  • #171
nsaspook
Science Advisor
1,098
1,808
How do people feel about autonomous cars being deliberately allowed to hit things? I'm not talking about people but things like overhanging tree branches. In parts of the UK there are many single track roads with passing places. It's quite common for cars to brush over hanging branches on such roads. Is this something that's going to be easy for AI to accommodate? What happens when two autonomous car meet on such a road? Anyone testing this or is it all being done in American cities?

That will be tricky for the classifier part of object recognition to integrate in the driving prediction plan like 'seeing' the flying bird or floating trash bag in front of the car. I'd be more worried about how quickly human drivers and pedestrians will bully self-driving cars in traffic to make them give way in just about any situation.

https://spectrum.ieee.org/transport...e-big-problem-with-selfdriving-cars-is-people
It’s not hard to see how this could lead to real contempt for cars with level-4 and level-5 autonomy. It will come from pedestrians and human drivers in urban areas. And people will not be shy about expressing that contempt. In private conversations with me, at least one manufacturer is afraid that human drivers will bully self-driving cars operating with level-2 autonomy, so the engineers are taking care that their level-3 test cars look the same as conventional models.

Bullying can go both ways, of course. The flip side of socially clueless autonomous cars is the owners of such cars taking the opportunity to be antisocial themselves.
MjkyOTIwMg.jpg


One person walking like this could slow traffic to human walking speed because would you risk a possible human collision if you designed the automation to always be safe and never take risks people do everyday while driving in traffic.
 

Attachments

  • MjkyOTIwMg.jpg
    MjkyOTIwMg.jpg
    214.3 KB · Views: 265
  • #172
CWatters
Science Advisor
Homework Helper
Gold Member
10,541
2,309
+1

In such situations it might be something simple such as making eye contact with the person or a small gesture that makes the difference between you having to waiting or pass.
 
  • #173
nsaspook
Science Advisor
1,098
1,808
+1

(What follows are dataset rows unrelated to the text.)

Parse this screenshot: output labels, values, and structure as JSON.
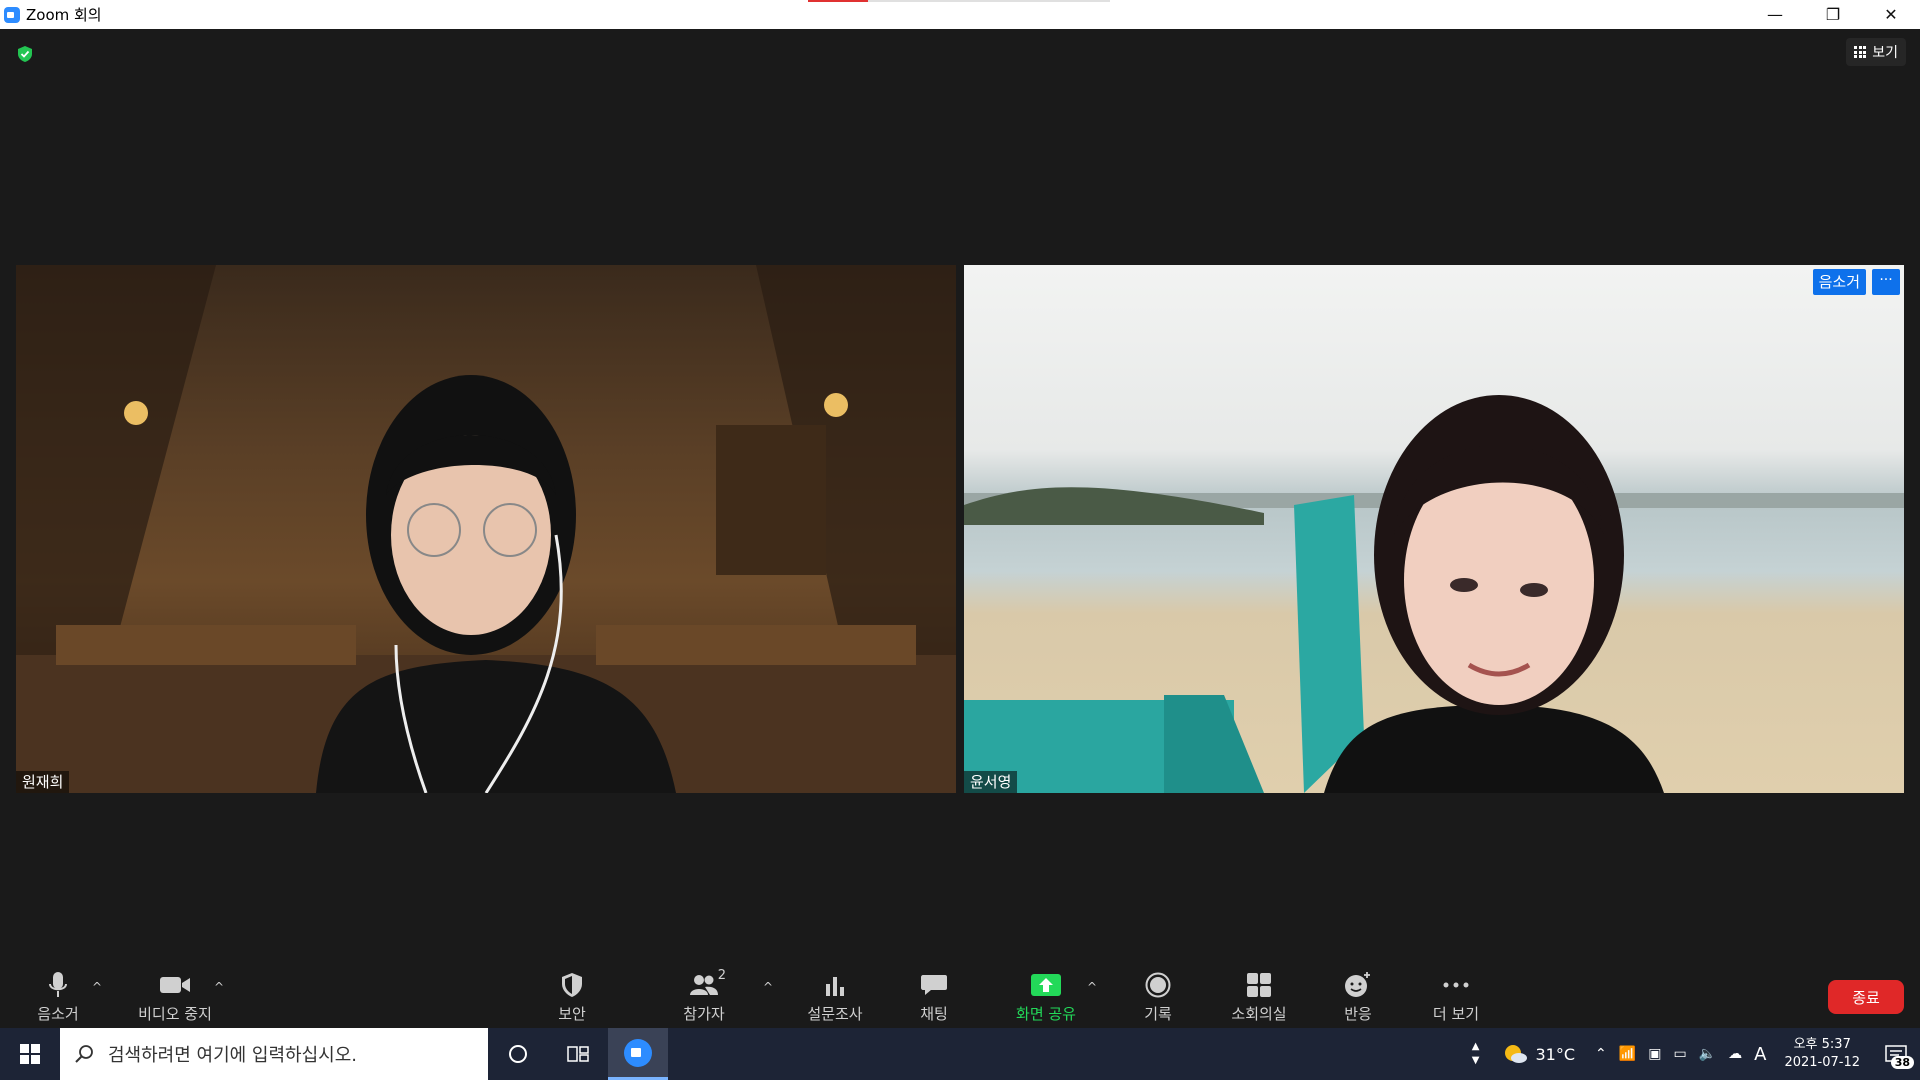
{
  "window": {
    "title": "Zoom 회의",
    "minimize": "—",
    "restore": "❐",
    "close": "✕"
  },
  "meeting": {
    "view_label": "보기",
    "participants": [
      {
        "name": "원재희"
      },
      {
        "name": "윤서영",
        "mute_label": "음소거",
        "more_label": "···"
      }
    ]
  },
  "toolbar": {
    "mute": "음소거",
    "video": "비디오 중지",
    "security": "보안",
    "participants": "참가자",
    "participant_count": "2",
    "polls": "설문조사",
    "chat": "채팅",
    "share": "화면 공유",
    "record": "기록",
    "breakout": "소회의실",
    "reactions": "반응",
    "more": "더 보기",
    "end": "종료",
    "share_color": "#23d959",
    "end_color": "#e02828"
  },
  "taskbar": {
    "search_placeholder": "검색하려면 여기에 입력하십시오.",
    "weather": "31°C",
    "ime": "A",
    "time": "오후 5:37",
    "date": "2021-07-12",
    "notification_count": "38"
  }
}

In such situations it might be something simple such as making eye contact with the person or a small gesture that makes the difference between you having to waiting or pass.

I have my own solution for pedestrian bullies.
 
  • #174
nsaspook
Science Advisor
1,098
1,808
I can think of some easy and devious ways to fool driving AI systems. Tricking self-driving cars could become a national pastime, like wearing a cycling jersey with a full sized STOP sign on the back.

https://arxiv.org/pdf/1802.08195.pdf
Machine learning models are vulnerable to adversarial examples: small changes to images can cause computer vision models to make mistakes such as identifying a school bus as an ostrich. However, it is still an open question whether humans are prone to similar mistakes. Here, we create the first adversarial examples designed to fool humans, by leveraging recent techniques that transfer adversarial examples from computer vision models with known parameters and architecture to other models with unknown parameters and architecture, and by modifying models to more closely match the initial processing of the human visual system. We find that adversarial examples that strongly transfer across computer vision models influence the classifications made by time-limited human observers.

Now that researchers have found trivial ways to hack deep learned visions system they are turning their attention to humans.
 
  • #175
35,717
12,295
You can mess with human drivers in many ways as well. Many of these ways are illegal, some ways specific to autonomous cars might become illegal, but overall this is not a big issue today, I don’t see how it would become one in the future.
 

Related Threads on First self driving car fatality

Replies
123
Views
8K
  • Last Post
Replies
3
Views
2K
  • Last Post
Replies
13
Views
3K
  • Last Post
Replies
21
Views
7K
Replies
28
Views
874
  • Last Post
Replies
6
Views
1K
Replies
19
Views
1K
  • Last Post
Replies
8
Views
3K
  • Last Post
2
Replies
28
Views
6K
Replies
5
Views
851
Top